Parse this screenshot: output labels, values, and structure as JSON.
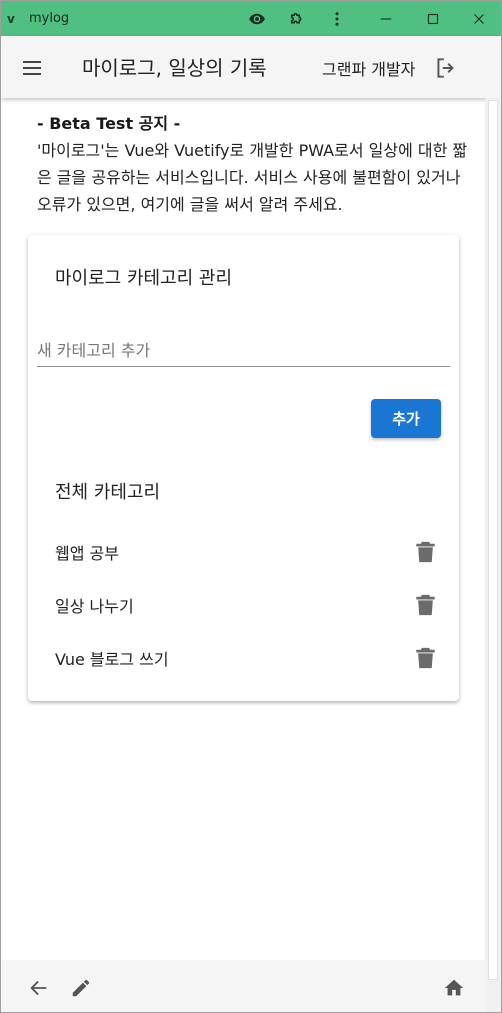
{
  "window": {
    "title": "mylog",
    "icons": [
      "eye-icon",
      "puzzle-icon",
      "kebab-menu-icon",
      "minimize-icon",
      "maximize-icon",
      "close-icon"
    ]
  },
  "appbar": {
    "title": "마이로그, 일상의 기록",
    "user": "그랜파 개발자",
    "icons": [
      "hamburger-menu-icon",
      "logout-icon"
    ]
  },
  "notice": {
    "title": "- Beta Test 공지 -",
    "body": "'마이로그'는 Vue와 Vuetify로 개발한 PWA로서 일상에 대한 짧은 글을 공유하는 서비스입니다. 서비스 사용에 불편함이 있거나 오류가 있으면, 여기에 글을 써서 알려 주세요."
  },
  "category_manager": {
    "title": "마이로그 카테고리 관리",
    "input_placeholder": "새 카테고리 추가",
    "input_value": "",
    "add_label": "추가",
    "list_title": "전체 카테고리",
    "categories": [
      {
        "label": "웹앱 공부"
      },
      {
        "label": "일상 나누기"
      },
      {
        "label": "Vue 블로그 쓰기"
      }
    ]
  },
  "bottombar": {
    "icons": [
      "back-arrow-icon",
      "pencil-icon",
      "home-icon"
    ]
  },
  "colors": {
    "titlebar": "#4fbf82",
    "appbar": "#f5f5f5",
    "primary_button": "#1976d2",
    "icon_gray": "#6b6b6b"
  }
}
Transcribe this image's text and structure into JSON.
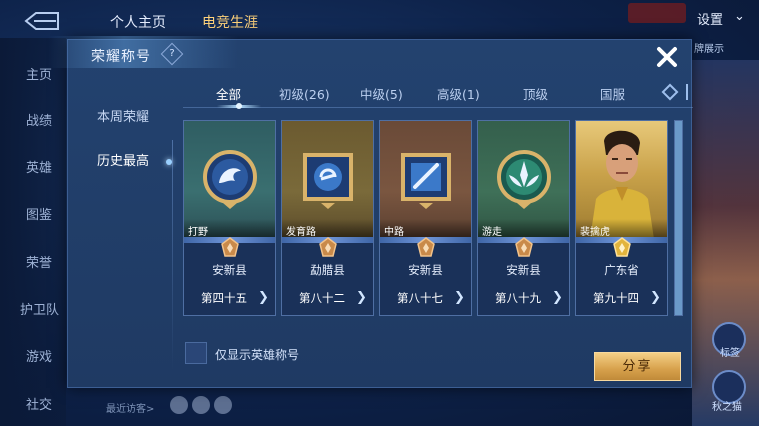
{
  "background": {
    "tabs": [
      "个人主页",
      "电竞生涯"
    ],
    "settings_label": "设置",
    "display_label": "牌展示",
    "side_items": [
      "主页",
      "战绩",
      "英雄",
      "图鉴",
      "荣誉",
      "护卫队",
      "游戏",
      "社交"
    ],
    "bottom_recent_label": "最近访客>",
    "right_badges": [
      "标签",
      "秋之猫"
    ]
  },
  "modal": {
    "title": "荣耀称号",
    "help_glyph": "?",
    "side_nav": [
      "本周荣耀",
      "历史最高"
    ],
    "tabs": [
      "全部",
      "初级(26)",
      "中级(5)",
      "高级(1)",
      "顶级",
      "国服"
    ],
    "cards": [
      {
        "role": "打野",
        "region": "安新县",
        "rank": "第四十五",
        "emblem": "dragon-emblem-icon",
        "art_color": "#3a6f70"
      },
      {
        "role": "发育路",
        "region": "勐腊县",
        "rank": "第八十二",
        "emblem": "marksman-emblem-icon",
        "art_color": "#7a6a3a"
      },
      {
        "role": "中路",
        "region": "安新县",
        "rank": "第八十七",
        "emblem": "mage-emblem-icon",
        "art_color": "#7a5640"
      },
      {
        "role": "游走",
        "region": "安新县",
        "rank": "第八十九",
        "emblem": "support-emblem-icon",
        "art_color": "#3f7058"
      },
      {
        "role": "裴擒虎",
        "region": "广东省",
        "rank": "第九十四",
        "emblem": "hero-portrait-icon",
        "art_color": "#b89a3a"
      }
    ],
    "filter_label": "仅显示英雄称号",
    "share_label": "分享"
  }
}
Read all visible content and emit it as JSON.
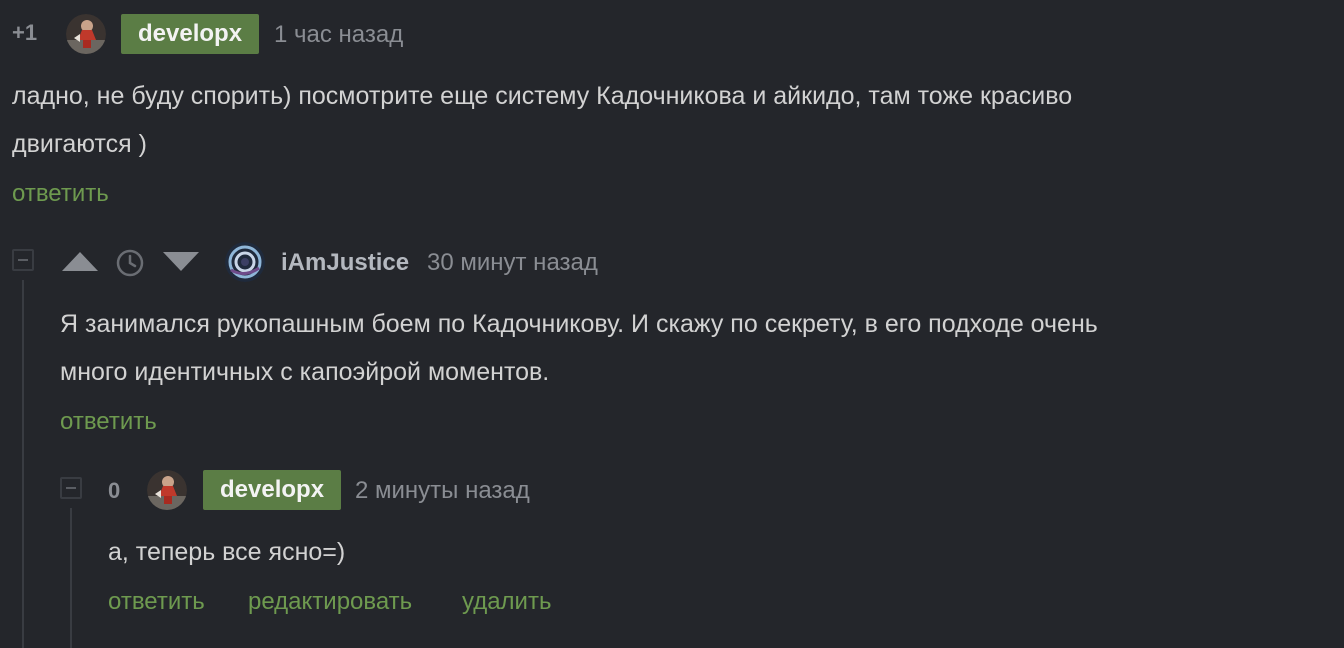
{
  "comments": [
    {
      "score": "+1",
      "author": "developx",
      "time": "1 час назад",
      "text_lines": [
        "ладно, не буду спорить) посмотрите еще систему Кадочникова и айкидо, там тоже красиво",
        "двигаются )"
      ],
      "actions": {
        "reply": "ответить"
      }
    },
    {
      "author": "iAmJustice",
      "time": "30 минут назад",
      "text_lines": [
        "Я занимался рукопашным боем по Кадочникову. И скажу по секрету, в его подходе очень",
        "много идентичных с капоэйрой моментов."
      ],
      "actions": {
        "reply": "ответить"
      }
    },
    {
      "score": "0",
      "author": "developx",
      "time": "2 минуты назад",
      "text_lines": [
        "а, теперь все ясно=)"
      ],
      "actions": {
        "reply": "ответить",
        "edit": "редактировать",
        "delete": "удалить"
      }
    }
  ],
  "colors": {
    "background": "#24262b",
    "accent_green": "#6e9a4f",
    "badge_green": "#5b7d45",
    "text": "#d2d2d2",
    "muted": "#8a8d93"
  },
  "icons": {
    "upvote": "triangle-up-icon",
    "save": "clock-icon",
    "downvote": "triangle-down-icon",
    "collapse": "minus-square-icon"
  }
}
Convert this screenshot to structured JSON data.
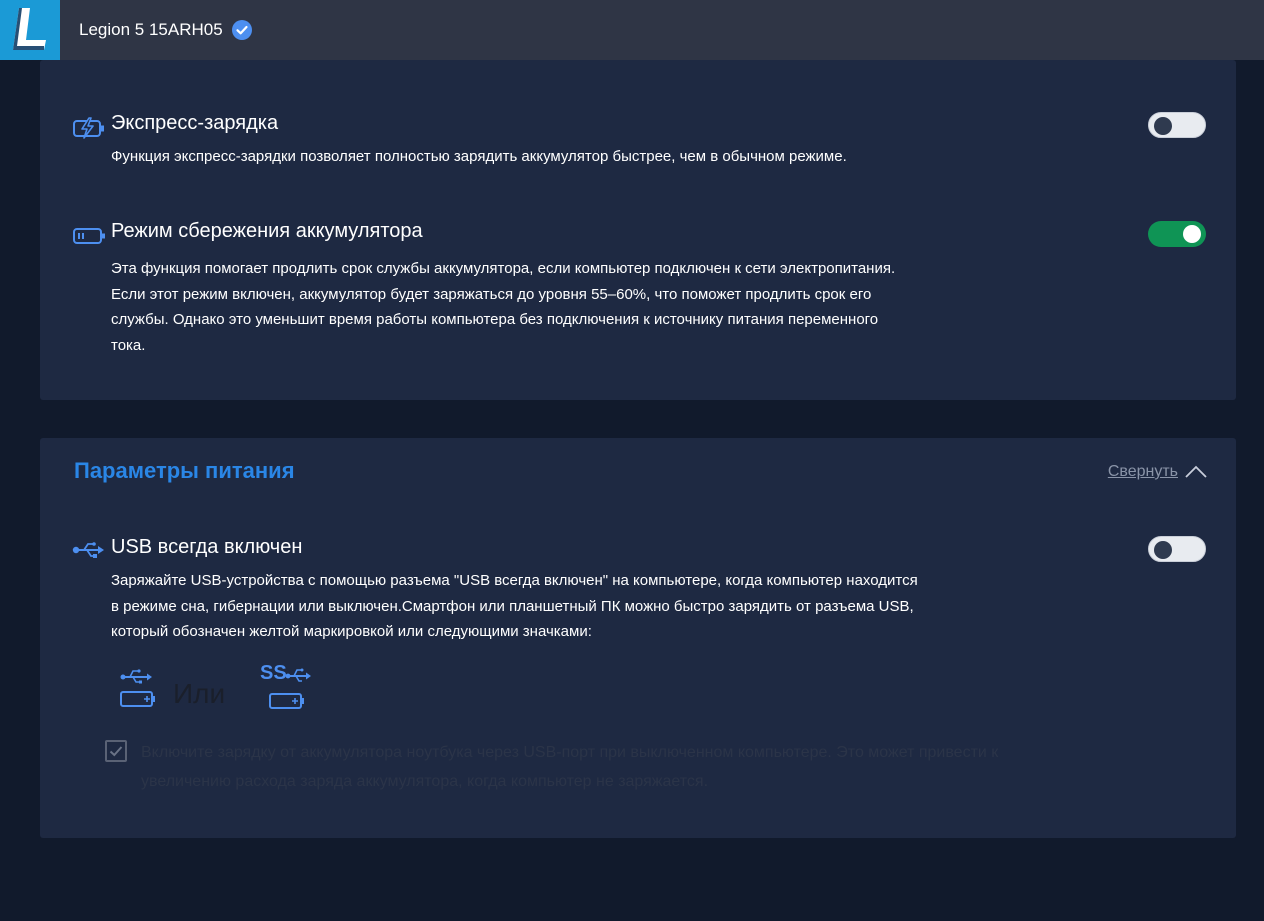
{
  "header": {
    "logo_letter": "L",
    "device_name": "Legion 5 15ARH05",
    "verified_icon": "check-badge-icon"
  },
  "colors": {
    "accent_blue": "#2a86e6",
    "toggle_on": "#0f9455",
    "card_bg": "#1e2942",
    "page_bg": "#111a2c"
  },
  "battery_card": {
    "rapid_charge": {
      "icon": "rapid-charge-icon",
      "title": "Экспресс-зарядка",
      "desc": "Функция экспресс-зарядки позволяет полностью зарядить аккумулятор быстрее, чем в обычном режиме.",
      "enabled": false
    },
    "conservation": {
      "icon": "battery-conservation-icon",
      "title": "Режим сбережения аккумулятора",
      "desc_lines": [
        "Эта функция помогает продлить срок службы аккумулятора, если компьютер подключен к сети электропитания.",
        "Если этот режим включен, аккумулятор будет заряжаться до уровня 55–60%, что поможет продлить срок его",
        "службы. Однако это уменьшит время работы компьютера без подключения к источнику питания переменного",
        "тока."
      ],
      "enabled": true
    }
  },
  "power_card": {
    "title": "Параметры питания",
    "collapse_label": "Свернуть",
    "usb_always_on": {
      "icon": "usb-icon",
      "title": "USB всегда включен",
      "desc_lines": [
        "Заряжайте USB-устройства с помощью разъема \"USB всегда включен\" на компьютере, когда компьютер находится",
        "в режиме сна, гибернации или выключен.Смартфон или планшетный ПК можно быстро зарядить от разъема USB,",
        "который обозначен желтой маркировкой или следующими значками:"
      ],
      "enabled": false,
      "or_text": "Или",
      "ss_label": "SS"
    },
    "battery_usb_checkbox": {
      "checked": true,
      "label_lines": [
        "Включите зарядку от аккумулятора ноутбука через USB-порт при выключенном компьютере. Это может привести к",
        "увеличению расхода заряда аккумулятора, когда компьютер не заряжается."
      ]
    }
  }
}
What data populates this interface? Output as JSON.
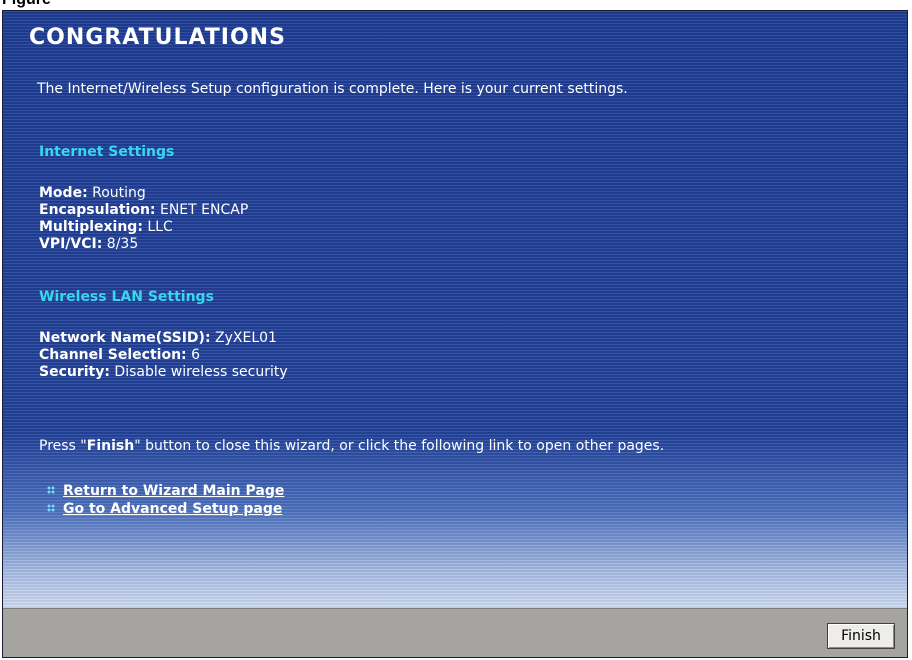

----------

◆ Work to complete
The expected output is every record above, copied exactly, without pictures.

◆ Exercise answer
Parse this screenshot: output labels, values, and structure as JSON.
{
  "window": {
    "title": "mylog",
    "icons": [
      "eye-icon",
      "puzzle-icon",
      "kebab-menu-icon",
      "minimize-icon",
      "maximize-icon",
      "close-icon"
    ]
  },
  "appbar": {
    "title": "마이로그, 일상의 기록",
    "user": "그랜파 개발자",
    "icons": [
      "hamburger-menu-icon",
      "logout-icon"
    ]
  },
  "notice": {
    "title": "- Beta Test 공지 -",
    "body": "'마이로그'는 Vue와 Vuetify로 개발한 PWA로서 일상에 대한 짧은 글을 공유하는 서비스입니다. 서비스 사용에 불편함이 있거나 오류가 있으면, 여기에 글을 써서 알려 주세요."
  },
  "category_manager": {
    "title": "마이로그 카테고리 관리",
    "input_placeholder": "새 카테고리 추가",
    "input_value": "",
    "add_label": "추가",
    "list_title": "전체 카테고리",
    "categories": [
      {
        "label": "웹앱 공부"
      },
      {
        "label": "일상 나누기"
      },
      {
        "label": "Vue 블로그 쓰기"
      }
    ]
  },
  "bottombar": {
    "icons": [
      "back-arrow-icon",
      "pencil-icon",
      "home-icon"
    ]
  },
  "colors": {
    "titlebar": "#4fbf82",
    "appbar": "#f5f5f5",
    "primary_button": "#1976d2",
    "icon_gray": "#6b6b6b"
  }
}
Transcribe this image's text and structure into JSON.
{
  "background": {
    "tabs": [
      "个人主页",
      "电竞生涯"
    ],
    "settings_label": "设置",
    "display_label": "牌展示",
    "side_items": [
      "主页",
      "战绩",
      "英雄",
      "图鉴",
      "荣誉",
      "护卫队",
      "游戏",
      "社交"
    ],
    "bottom_recent_label": "最近访客>",
    "right_badges": [
      "标签",
      "秋之猫"
    ]
  },
  "modal": {
    "title": "荣耀称号",
    "help_glyph": "?",
    "side_nav": [
      "本周荣耀",
      "历史最高"
    ],
    "tabs": [
      "全部",
      "初级(26)",
      "中级(5)",
      "高级(1)",
      "顶级",
      "国服"
    ],
    "cards": [
      {
        "role": "打野",
        "region": "安新县",
        "rank": "第四十五",
        "emblem": "dragon-emblem-icon",
        "art_color": "#3a6f70"
      },
      {
        "role": "发育路",
        "region": "勐腊县",
        "rank": "第八十二",
        "emblem": "marksman-emblem-icon",
        "art_color": "#7a6a3a"
      },
      {
        "role": "中路",
        "region": "安新县",
        "rank": "第八十七",
        "emblem": "mage-emblem-icon",
        "art_color": "#7a5640"
      },
      {
        "role": "游走",
        "region": "安新县",
        "rank": "第八十九",
        "emblem": "support-emblem-icon",
        "art_color": "#3f7058"
      },
      {
        "role": "裴擒虎",
        "region": "广东省",
        "rank": "第九十四",
        "emblem": "hero-portrait-icon",
        "art_color": "#b89a3a"
      }
    ],
    "filter_label": "仅显示英雄称号",
    "share_label": "分享"
  }
}
Read all visible content and emit it as JSON.
{
  "comments": [
    {
      "score": "+1",
      "author": "developx",
      "time": "1 час назад",
      "text_lines": [
        "ладно, не буду спорить) посмотрите еще систему Кадочникова и айкидо, там тоже красиво",
        "двигаются )"
      ],
      "actions": {
        "reply": "ответить"
      }
    },
    {
      "author": "iAmJustice",
      "time": "30 минут назад",
      "text_lines": [
        "Я занимался рукопашным боем по Кадочникову. И скажу по секрету, в его подходе очень",
        "много идентичных с капоэйрой моментов."
      ],
      "actions": {
        "reply": "ответить"
      }
    },
    {
      "score": "0",
      "author": "developx",
      "time": "2 минуты назад",
      "text_lines": [
        "а, теперь все ясно=)"
      ],
      "actions": {
        "reply": "ответить",
        "edit": "редактировать",
        "delete": "удалить"
      }
    }
  ],
  "colors": {
    "background": "#24262b",
    "accent_green": "#6e9a4f",
    "badge_green": "#5b7d45",
    "text": "#d2d2d2",
    "muted": "#8a8d93"
  },
  "icons": {
    "upvote": "triangle-up-icon",
    "save": "clock-icon",
    "downvote": "triangle-down-icon",
    "collapse": "minus-square-icon"
  }
}
Convert this screenshot to structured JSON data.
{
  "header": {
    "logo_letter": "L",
    "device_name": "Legion 5 15ARH05",
    "verified_icon": "check-badge-icon"
  },
  "colors": {
    "accent_blue": "#2a86e6",
    "toggle_on": "#0f9455",
    "card_bg": "#1e2942",
    "page_bg": "#111a2c"
  },
  "battery_card": {
    "rapid_charge": {
      "icon": "rapid-charge-icon",
      "title": "Экспресс-зарядка",
      "desc": "Функция экспресс-зарядки позволяет полностью зарядить аккумулятор быстрее, чем в обычном режиме.",
      "enabled": false
    },
    "conservation": {
      "icon": "battery-conservation-icon",
      "title": "Режим сбережения аккумулятора",
      "desc_lines": [
        "Эта функция помогает продлить срок службы аккумулятора, если компьютер подключен к сети электропитания.",
        "Если этот режим включен, аккумулятор будет заряжаться до уровня 55–60%, что поможет продлить срок его",
        "службы. Однако это уменьшит время работы компьютера без подключения к источнику питания переменного",
        "тока."
      ],
      "enabled": true
    }
  },
  "power_card": {
    "title": "Параметры питания",
    "collapse_label": "Свернуть",
    "usb_always_on": {
      "icon": "usb-icon",
      "title": "USB всегда включен",
      "desc_lines": [
        "Заряжайте USB-устройства с помощью разъема \"USB всегда включен\" на компьютере, когда компьютер находится",
        "в режиме сна, гибернации или выключен.Смартфон или планшетный ПК можно быстро зарядить от разъема USB,",
        "который обозначен желтой маркировкой или следующими значками:"
      ],
      "enabled": false,
      "or_text": "Или",
      "ss_label": "SS"
    },
    "battery_usb_checkbox": {
      "checked": true,
      "label_lines": [
        "Включите зарядку от аккумулятора ноутбука через USB-порт при выключенном компьютере. Это может привести к",
        "увеличению расхода заряда аккумулятора, когда компьютер не заряжается."
      ]
    }
  }
}
What data populates this interface? Output as JSON.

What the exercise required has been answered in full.